Next, cut open the gizzard, empty it of the sand and gravel, and take out the thick inside skin. Split open the heart, and let out the blood that is in it. Then carefully cut the gall-bag from the liver, so as not to break it. Wash clean the heart, liver, and gizzard, (having trimmed them neatly,) and return the heart to the inside of the breast; putting back also the eggs, if you have found any. Have ready the stuffing, and fill up with it the vacancy from which you have taken the craw, etc, pressing it in hard. Next, taking between your thumb and finger the above-mentioned piece of skin at the top of the neck, draw it down tightly towards the back of the fowl, (folding it nicely over the bent end of the neck-bone,) and fasten it down between the shoulders with a skewer, which must be stuck in so as to go lengthways down the back. This will prevent any of the stuffing from getting out, and will keep all compact and nice.

Then run a skewer through both the wings and the upper part of the body, tucking in the liver so as to appear from under the right pinion, and the gizzard (scoring it first) on the left. Both pinions must be bent upwards. Lastly, secure all by tying two strings of small twine tightly round the fowl; one just above the skewer that confines the legs; the other just below that which passes through the wings.

Of course, the strings and skewers are removed before the poultry is sent to table.

Turkeys, geese, and ducks are always trussed in this manner, the legs being cut off at the first joint. So are fowls for boiling. But when fowls are to be roasted, some cooks leave on the whole of the legs and feet, (scraping and washing them clean,) and drawing the feet up quite to the breast, where they are tied together by a string.

Pigeons, pheasants, partridges, etc, are all trussed as above, with the legs short.

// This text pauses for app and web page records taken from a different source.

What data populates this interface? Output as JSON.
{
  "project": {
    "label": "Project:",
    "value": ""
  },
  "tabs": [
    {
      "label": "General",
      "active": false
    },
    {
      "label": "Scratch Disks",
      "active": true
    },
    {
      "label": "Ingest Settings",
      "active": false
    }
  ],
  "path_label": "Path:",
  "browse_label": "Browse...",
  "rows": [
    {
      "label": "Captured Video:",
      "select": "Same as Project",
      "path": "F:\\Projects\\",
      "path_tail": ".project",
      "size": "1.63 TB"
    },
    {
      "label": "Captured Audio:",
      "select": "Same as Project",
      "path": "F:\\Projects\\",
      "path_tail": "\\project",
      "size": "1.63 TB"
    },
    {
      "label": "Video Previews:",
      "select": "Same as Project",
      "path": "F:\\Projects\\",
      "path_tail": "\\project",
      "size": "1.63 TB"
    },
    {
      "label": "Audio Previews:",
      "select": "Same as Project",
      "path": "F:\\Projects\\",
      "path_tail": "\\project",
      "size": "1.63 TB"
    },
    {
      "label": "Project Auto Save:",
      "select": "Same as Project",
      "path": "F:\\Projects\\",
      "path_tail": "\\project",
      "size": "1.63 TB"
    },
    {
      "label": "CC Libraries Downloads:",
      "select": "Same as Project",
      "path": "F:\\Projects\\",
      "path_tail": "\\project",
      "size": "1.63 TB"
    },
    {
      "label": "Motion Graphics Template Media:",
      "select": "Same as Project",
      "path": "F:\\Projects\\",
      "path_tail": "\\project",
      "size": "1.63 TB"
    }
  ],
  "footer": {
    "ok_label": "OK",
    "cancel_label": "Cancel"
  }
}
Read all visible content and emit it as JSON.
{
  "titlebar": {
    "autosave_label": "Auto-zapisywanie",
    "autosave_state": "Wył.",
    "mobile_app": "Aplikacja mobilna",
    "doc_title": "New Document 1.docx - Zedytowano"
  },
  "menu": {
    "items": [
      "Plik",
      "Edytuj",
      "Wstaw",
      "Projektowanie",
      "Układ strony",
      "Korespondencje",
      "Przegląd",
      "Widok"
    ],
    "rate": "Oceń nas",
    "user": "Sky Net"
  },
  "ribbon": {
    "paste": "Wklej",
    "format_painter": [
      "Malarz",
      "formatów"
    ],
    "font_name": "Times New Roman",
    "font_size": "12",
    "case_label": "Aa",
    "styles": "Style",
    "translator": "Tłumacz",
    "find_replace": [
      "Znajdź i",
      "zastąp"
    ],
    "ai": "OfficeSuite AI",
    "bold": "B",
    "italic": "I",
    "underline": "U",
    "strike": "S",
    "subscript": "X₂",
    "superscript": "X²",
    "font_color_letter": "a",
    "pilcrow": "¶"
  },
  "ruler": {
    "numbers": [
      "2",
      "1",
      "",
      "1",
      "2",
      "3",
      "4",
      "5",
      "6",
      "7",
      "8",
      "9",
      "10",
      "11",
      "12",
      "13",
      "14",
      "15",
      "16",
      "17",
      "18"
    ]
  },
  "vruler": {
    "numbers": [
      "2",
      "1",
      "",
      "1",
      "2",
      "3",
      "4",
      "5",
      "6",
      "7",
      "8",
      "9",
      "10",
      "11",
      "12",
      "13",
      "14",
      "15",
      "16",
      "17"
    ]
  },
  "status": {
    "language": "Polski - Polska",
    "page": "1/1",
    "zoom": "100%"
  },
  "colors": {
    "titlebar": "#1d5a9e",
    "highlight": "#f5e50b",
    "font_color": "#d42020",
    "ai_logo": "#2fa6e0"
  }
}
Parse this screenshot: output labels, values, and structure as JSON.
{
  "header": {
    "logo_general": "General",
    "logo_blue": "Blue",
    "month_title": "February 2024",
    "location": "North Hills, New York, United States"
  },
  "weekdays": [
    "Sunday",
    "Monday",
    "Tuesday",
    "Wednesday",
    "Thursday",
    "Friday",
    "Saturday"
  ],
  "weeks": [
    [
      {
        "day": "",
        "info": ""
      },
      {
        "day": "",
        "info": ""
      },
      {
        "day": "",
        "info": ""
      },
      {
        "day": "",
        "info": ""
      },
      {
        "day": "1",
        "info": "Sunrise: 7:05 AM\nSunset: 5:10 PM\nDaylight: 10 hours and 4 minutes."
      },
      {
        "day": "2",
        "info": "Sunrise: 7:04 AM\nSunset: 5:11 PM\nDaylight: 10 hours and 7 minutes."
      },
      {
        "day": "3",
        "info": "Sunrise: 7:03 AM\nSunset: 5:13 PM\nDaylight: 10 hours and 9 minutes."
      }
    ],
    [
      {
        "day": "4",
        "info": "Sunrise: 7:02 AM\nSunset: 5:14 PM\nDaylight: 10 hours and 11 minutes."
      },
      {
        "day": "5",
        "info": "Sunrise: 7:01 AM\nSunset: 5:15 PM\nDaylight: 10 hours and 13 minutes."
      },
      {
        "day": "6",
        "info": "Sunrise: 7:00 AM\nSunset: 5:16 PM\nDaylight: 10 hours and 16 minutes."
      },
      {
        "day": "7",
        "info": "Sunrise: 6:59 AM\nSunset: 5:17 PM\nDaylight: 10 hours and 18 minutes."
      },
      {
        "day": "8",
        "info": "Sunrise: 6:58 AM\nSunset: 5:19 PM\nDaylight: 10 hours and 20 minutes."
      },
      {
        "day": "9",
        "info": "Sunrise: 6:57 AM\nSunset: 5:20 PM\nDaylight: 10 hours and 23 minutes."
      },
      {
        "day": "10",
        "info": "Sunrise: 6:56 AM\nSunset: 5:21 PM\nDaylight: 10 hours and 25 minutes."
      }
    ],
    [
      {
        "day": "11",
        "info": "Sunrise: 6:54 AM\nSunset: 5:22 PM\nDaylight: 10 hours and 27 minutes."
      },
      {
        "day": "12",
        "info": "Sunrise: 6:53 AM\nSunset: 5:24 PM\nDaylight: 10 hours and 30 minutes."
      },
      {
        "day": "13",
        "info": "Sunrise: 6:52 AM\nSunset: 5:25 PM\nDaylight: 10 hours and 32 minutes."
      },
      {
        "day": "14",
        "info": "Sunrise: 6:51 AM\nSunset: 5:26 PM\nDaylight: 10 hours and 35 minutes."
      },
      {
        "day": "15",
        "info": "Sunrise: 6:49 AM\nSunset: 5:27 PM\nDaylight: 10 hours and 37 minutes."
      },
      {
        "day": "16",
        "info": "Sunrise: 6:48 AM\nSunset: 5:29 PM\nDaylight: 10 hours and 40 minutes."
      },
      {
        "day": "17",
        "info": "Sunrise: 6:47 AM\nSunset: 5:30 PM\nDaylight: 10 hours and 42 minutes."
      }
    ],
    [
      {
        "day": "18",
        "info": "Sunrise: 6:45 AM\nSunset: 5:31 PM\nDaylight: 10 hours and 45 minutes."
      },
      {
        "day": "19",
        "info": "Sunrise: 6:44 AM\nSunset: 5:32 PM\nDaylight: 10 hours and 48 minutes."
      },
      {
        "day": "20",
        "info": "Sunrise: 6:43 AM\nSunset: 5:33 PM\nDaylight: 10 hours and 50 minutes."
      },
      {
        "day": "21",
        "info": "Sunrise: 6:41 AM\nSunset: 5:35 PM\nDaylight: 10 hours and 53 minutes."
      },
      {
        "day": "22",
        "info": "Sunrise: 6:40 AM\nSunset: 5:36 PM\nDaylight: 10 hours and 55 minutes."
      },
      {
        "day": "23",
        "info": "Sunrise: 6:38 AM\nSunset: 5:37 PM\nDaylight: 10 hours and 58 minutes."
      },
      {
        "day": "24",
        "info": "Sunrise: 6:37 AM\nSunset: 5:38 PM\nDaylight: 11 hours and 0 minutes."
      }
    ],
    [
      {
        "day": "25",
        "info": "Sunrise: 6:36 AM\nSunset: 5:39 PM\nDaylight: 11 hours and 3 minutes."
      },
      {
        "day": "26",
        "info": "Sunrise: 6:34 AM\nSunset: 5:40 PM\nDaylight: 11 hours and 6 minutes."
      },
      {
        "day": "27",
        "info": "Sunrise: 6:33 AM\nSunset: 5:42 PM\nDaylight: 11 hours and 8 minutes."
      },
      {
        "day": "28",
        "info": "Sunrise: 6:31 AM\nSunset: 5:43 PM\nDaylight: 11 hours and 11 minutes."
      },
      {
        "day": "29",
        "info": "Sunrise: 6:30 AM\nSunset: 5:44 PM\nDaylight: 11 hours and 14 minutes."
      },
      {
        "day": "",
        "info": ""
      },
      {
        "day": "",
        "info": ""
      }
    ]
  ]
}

To draw a little roasting pig, cut the body open by one long slit, and before you take out what is inside, loosen it all with a sharp knife; then extract it with your hands. Empty the head also. Afterwards wash the animal clean, (inside and out,) and fill the vacancy with stuffing. Having bent the knees under, skewer the legs to the body, and secure the stuffing by tying twine tightly'several times round the body; first fastening the slit by pinning it with a wooden skewer. Having boiled the liver and heart, chop them to enrich the gravy.